[Recorded data]
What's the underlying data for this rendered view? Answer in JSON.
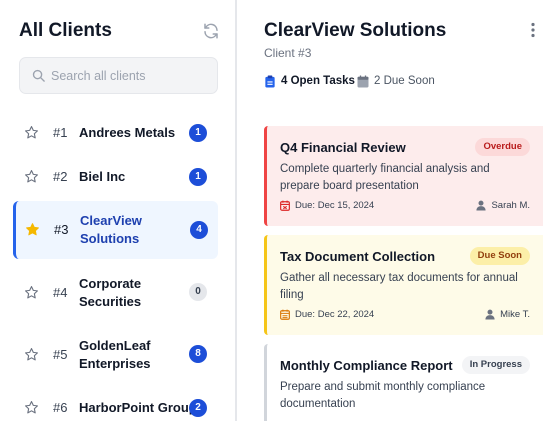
{
  "sidebar": {
    "title": "All Clients",
    "search_placeholder": "Search all clients",
    "clients": [
      {
        "num": "#1",
        "name": "Andrees Metals",
        "count": "1",
        "starred": false,
        "active": false
      },
      {
        "num": "#2",
        "name": "Biel Inc",
        "count": "1",
        "starred": false,
        "active": false
      },
      {
        "num": "#3",
        "name": "ClearView Solutions",
        "count": "4",
        "starred": true,
        "active": true
      },
      {
        "num": "#4",
        "name": "Corporate Securities",
        "count": "0",
        "starred": false,
        "active": false
      },
      {
        "num": "#5",
        "name": "GoldenLeaf Enterprises",
        "count": "8",
        "starred": false,
        "active": false
      },
      {
        "num": "#6",
        "name": "HarborPoint Group",
        "count": "2",
        "starred": false,
        "active": false
      }
    ]
  },
  "main": {
    "title": "ClearView Solutions",
    "subtitle": "Client #3",
    "open_tasks": "4 Open Tasks",
    "due_soon": "2 Due Soon",
    "tasks": [
      {
        "title": "Q4 Financial Review",
        "status": "Overdue",
        "description": "Complete quarterly financial analysis and prepare board presentation",
        "due": "Due: Dec 15, 2024",
        "assignee": "Sarah M."
      },
      {
        "title": "Tax Document Collection",
        "status": "Due Soon",
        "description": "Gather all necessary tax documents for annual filing",
        "due": "Due: Dec 22, 2024",
        "assignee": "Mike T."
      },
      {
        "title": "Monthly Compliance Report",
        "status": "In Progress",
        "description": "Prepare and submit monthly compliance documentation"
      }
    ]
  },
  "colors": {
    "accent": "#2563eb",
    "overdue_bg": "#fdecec",
    "overdue_border": "#ef4444",
    "due_soon_bg": "#fefbe8",
    "due_soon_border": "#f5c518",
    "in_progress_border": "#d1d5db",
    "star_active": "#f5b800"
  },
  "icons": [
    "refresh-icon",
    "search-icon",
    "star-icon",
    "star-filled-icon",
    "clipboard-icon",
    "calendar-icon",
    "user-icon",
    "kebab-icon"
  ]
}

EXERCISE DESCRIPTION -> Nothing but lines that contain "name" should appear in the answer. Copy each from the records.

SOLUTION TO THE PROBLEM ->
        "name": "Andrees Metals",
        "name": "Biel Inc",
        "name": "ClearView Solutions",
        "name": "Corporate Securities",
        "name": "GoldenLeaf Enterprises",
        "name": "HarborPoint Group",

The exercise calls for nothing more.